Top of PROVIDED DATA

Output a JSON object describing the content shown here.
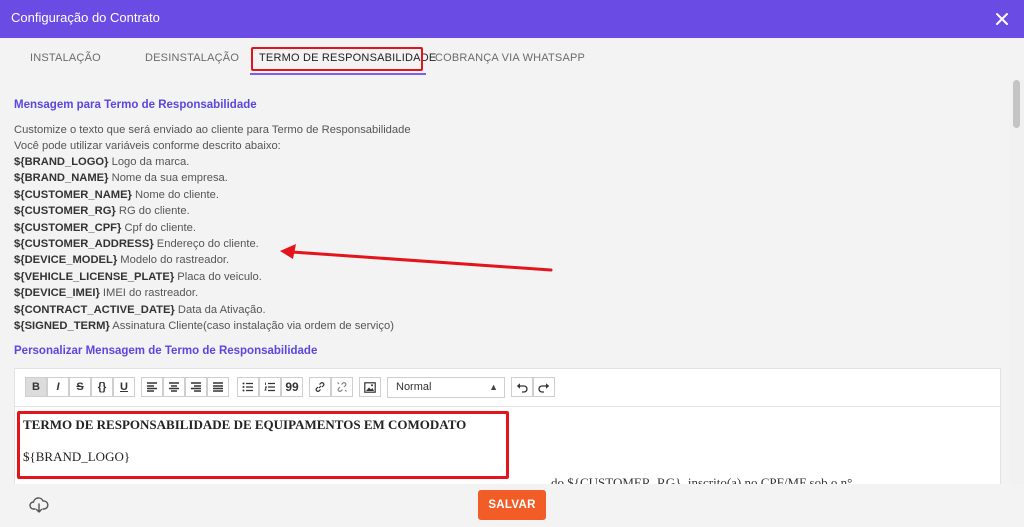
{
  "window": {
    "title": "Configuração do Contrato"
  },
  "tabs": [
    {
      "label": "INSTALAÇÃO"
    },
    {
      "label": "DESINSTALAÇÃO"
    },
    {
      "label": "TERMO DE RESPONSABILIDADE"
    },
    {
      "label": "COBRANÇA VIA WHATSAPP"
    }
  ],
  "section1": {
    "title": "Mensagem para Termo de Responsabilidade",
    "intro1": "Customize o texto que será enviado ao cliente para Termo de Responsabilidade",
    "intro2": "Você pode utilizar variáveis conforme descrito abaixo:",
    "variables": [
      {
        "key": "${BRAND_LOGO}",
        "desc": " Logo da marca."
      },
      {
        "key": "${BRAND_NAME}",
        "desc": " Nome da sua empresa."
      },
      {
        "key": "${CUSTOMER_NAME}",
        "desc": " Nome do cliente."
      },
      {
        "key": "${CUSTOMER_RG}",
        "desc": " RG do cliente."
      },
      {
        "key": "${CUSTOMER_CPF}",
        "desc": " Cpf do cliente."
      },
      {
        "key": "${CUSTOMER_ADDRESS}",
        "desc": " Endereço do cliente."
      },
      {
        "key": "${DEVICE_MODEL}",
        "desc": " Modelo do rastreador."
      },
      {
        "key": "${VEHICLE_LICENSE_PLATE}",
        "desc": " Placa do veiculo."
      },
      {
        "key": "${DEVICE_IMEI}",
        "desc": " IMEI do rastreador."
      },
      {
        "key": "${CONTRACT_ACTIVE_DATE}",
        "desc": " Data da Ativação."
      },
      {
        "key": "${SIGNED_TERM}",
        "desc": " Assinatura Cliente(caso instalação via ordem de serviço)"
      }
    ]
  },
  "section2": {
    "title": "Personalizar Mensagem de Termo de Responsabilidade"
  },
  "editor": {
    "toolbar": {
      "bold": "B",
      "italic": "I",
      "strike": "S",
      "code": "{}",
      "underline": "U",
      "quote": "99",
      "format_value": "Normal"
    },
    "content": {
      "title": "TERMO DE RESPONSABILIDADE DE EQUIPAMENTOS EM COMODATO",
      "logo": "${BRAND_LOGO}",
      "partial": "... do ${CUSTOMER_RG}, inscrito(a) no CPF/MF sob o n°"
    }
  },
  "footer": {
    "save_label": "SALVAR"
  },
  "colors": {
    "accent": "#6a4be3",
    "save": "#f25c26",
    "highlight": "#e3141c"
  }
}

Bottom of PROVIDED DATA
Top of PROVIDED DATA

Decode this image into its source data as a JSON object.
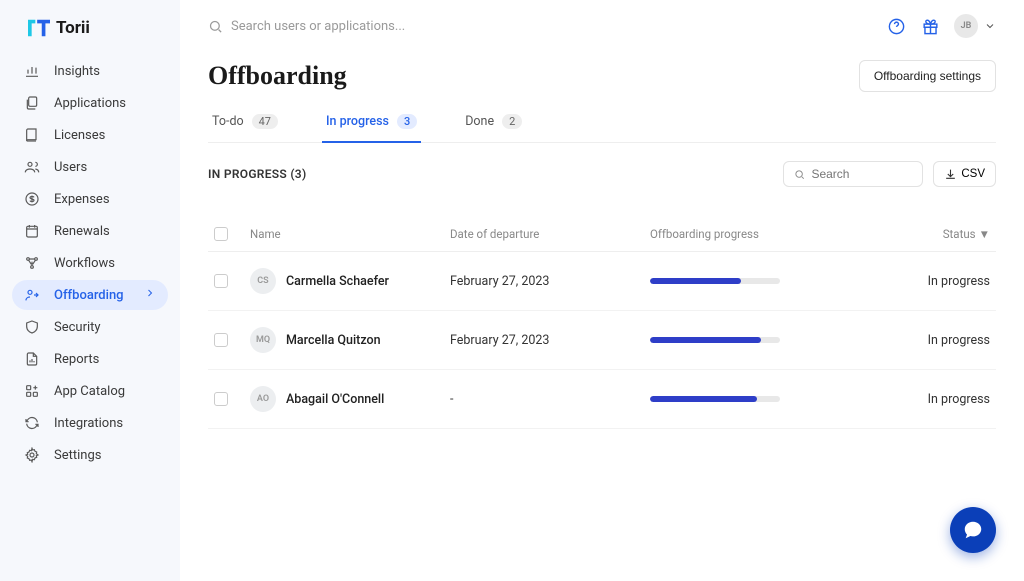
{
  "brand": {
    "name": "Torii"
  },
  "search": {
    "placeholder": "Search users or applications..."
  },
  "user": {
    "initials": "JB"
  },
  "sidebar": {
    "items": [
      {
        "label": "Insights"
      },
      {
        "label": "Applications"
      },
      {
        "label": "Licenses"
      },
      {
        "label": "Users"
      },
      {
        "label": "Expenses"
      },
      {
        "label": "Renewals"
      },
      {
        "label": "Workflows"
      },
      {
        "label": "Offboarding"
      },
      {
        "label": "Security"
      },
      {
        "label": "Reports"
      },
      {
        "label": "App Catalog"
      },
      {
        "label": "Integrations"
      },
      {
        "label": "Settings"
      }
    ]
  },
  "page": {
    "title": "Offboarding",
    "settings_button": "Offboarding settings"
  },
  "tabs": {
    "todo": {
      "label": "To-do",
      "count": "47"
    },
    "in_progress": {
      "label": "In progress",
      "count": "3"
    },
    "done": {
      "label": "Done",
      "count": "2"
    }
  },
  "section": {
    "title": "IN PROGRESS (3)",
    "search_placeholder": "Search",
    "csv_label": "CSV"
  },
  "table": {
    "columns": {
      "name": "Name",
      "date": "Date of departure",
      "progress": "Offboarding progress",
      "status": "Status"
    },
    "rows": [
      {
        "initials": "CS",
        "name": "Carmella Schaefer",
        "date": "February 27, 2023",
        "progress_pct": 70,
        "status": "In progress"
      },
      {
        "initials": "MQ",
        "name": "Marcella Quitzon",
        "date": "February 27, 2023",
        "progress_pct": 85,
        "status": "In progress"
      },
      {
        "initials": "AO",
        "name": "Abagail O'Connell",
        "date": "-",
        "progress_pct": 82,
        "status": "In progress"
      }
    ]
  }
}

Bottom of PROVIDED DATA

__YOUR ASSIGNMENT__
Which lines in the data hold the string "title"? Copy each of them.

__EXPECTED ANSWER__
    "title": "Configuração do Contrato"
    "title": "Mensagem para Termo de Responsabilidade",
    "title": "Personalizar Mensagem de Termo de Responsabilidade"
      "title": "TERMO DE RESPONSABILIDADE DE EQUIPAMENTOS EM COMODATO",
    "title": "Offboarding",
    "title": "IN PROGRESS (3)",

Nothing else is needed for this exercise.